In the positives column, the acting as a whole is pretty good. However, I have to single out the performances of Patrick Stewart (as Picard, of course) and John de Lancie (as Q) for specific praise. The scenes with Q and Picard are easily the best parts of this episode.
The chemistry between the characters works because the actors approach the roles so differently. Patrick Stewart, who I already have a high opinion of, can somehow make anything appear dignified.
He brings all of his Shakesperian gravitas to Picard, playing him as someone absolutely convinced of his (and the Federation’s) enlightened moral authority. Q, meanwhile, is a superpowerful asshole who is weirdly likable in Al Swearengen kinda way, even with the silly costumes he phases in and out of.
At one point, Q puts the crew/humanity on trial in a post-WWIII court, which means he dresses as a Renaissance cardinal and rides an throne perched on a crane (for some reason), leading to a great little exchange:
Picard: “We humans know our past, even when we’re ashamed of it. I recognize this court system as the one that agreed with that line from Shakespeare: ‘Kill all the lawyers.'”
Q: “Which was done.”
Picard: “Leading to the rule, ‘Guilty until proven innocent.'”
Q: “Of course. Bringing the innocent to trial would be unfair.”
Stuff like that is when the episode gets good. Unfortunately, more time seems to be spent on the Deneb IV plot, where it turns out that the Bandi captured a shapeshifting energy jellyfish and used it to power their planet and build stuff. It’s not the worst sci-fi trope ever (the new Doom game did the same thing, but with the entirety of Hell, which is way more rad), but it’s nothing special either.
I don’t know what I would’ve thought about the pilot if I saw it back when it first aired on September 28th, 1987 (I was a couple of months old at the time, so my TV reviewing skills were limited). It’s a bit of a mess, and it has it’s flaws, but there are some parts that have a bit of the spark that makes me love sci fi. I’ve been told the show gets better, and I’m willing to keep watching.
- It’s a pretty damn ’80s bit of TV. The special effects are alright (though the miniature stand ins for the city are pretty obvious), but it has some incredibly poofy hair on the part of Deanna Troi:

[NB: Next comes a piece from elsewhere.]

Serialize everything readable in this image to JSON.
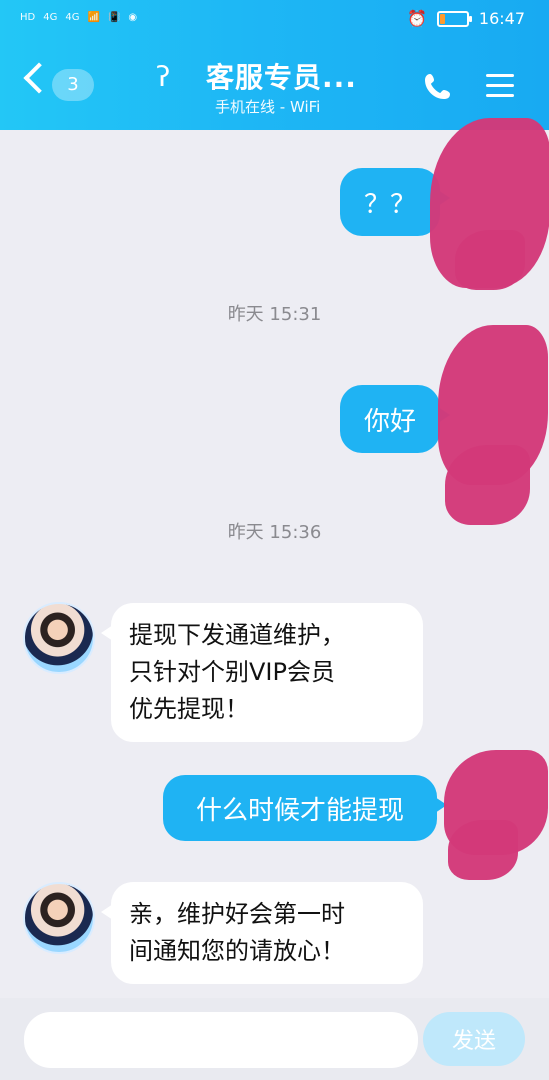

- Also this guy:
- On the more negative side, the court scene has a lot of little person extras as essentially props, apparently they’re supposed to mutated from the nuclear warfare? Either way, it seems kinda insensitive.
- I’m already starting to get why people didn’t like Wesley.
- Another good Picard line: “If we’re going to be damned, let’s be damned for what we really are.”
- I enjoyed the little torch-passing cameo from Dr. McCoy.
- Seriously, Patrick Stewart is the best:
See you next time, probably!